[Data about app and page elements]
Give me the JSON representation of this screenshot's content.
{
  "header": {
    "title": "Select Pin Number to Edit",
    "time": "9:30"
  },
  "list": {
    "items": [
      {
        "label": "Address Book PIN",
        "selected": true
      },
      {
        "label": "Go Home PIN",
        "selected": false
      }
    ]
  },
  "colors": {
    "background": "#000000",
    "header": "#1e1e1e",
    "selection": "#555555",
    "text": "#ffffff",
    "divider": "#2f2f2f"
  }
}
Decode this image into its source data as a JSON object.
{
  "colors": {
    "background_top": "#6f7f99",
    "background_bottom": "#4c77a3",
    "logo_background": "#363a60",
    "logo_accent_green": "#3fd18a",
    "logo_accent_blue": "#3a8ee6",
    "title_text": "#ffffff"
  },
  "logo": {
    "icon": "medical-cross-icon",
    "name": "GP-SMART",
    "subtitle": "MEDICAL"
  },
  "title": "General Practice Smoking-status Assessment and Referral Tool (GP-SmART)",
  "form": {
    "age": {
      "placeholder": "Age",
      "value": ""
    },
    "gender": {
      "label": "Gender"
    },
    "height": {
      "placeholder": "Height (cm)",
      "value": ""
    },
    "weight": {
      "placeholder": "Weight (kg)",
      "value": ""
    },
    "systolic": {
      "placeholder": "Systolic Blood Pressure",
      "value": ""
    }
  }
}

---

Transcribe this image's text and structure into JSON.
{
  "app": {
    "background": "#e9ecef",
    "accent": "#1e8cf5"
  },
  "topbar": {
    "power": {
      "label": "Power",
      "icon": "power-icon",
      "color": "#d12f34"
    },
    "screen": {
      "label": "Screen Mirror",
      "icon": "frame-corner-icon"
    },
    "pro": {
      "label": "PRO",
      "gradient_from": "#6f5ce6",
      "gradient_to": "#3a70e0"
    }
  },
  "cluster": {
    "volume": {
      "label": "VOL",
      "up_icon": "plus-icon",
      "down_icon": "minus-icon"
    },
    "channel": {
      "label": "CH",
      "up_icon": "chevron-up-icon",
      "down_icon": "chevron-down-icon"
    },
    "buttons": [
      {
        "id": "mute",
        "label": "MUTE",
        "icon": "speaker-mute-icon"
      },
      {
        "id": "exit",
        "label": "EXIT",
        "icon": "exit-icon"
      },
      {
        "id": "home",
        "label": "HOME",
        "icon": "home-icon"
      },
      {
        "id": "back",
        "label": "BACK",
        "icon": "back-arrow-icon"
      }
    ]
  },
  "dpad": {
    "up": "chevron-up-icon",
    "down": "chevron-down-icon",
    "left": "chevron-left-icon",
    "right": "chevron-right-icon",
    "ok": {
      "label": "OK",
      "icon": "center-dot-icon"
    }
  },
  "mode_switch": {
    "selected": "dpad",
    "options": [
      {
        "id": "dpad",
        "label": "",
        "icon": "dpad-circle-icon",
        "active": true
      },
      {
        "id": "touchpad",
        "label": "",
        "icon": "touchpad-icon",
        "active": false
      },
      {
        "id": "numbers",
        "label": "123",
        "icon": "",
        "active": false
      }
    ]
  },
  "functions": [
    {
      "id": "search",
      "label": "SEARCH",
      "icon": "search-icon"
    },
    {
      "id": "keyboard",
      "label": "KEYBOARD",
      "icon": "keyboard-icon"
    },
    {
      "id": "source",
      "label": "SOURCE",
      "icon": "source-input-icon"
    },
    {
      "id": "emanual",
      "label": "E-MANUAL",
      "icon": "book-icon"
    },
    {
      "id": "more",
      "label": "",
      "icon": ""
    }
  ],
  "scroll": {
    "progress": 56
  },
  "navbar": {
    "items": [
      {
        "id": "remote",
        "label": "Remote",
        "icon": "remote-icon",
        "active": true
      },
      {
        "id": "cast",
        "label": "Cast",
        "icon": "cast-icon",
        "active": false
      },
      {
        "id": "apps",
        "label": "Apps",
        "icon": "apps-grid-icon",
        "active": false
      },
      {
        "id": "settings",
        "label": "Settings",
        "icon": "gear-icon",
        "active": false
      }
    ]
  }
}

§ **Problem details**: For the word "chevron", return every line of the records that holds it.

§ **Response area**:
      "up_icon": "chevron-up-icon",
      "down_icon": "chevron-down-icon"
    "up": "chevron-up-icon",
    "down": "chevron-down-icon",
    "left": "chevron-left-icon",
    "right": "chevron-right-icon",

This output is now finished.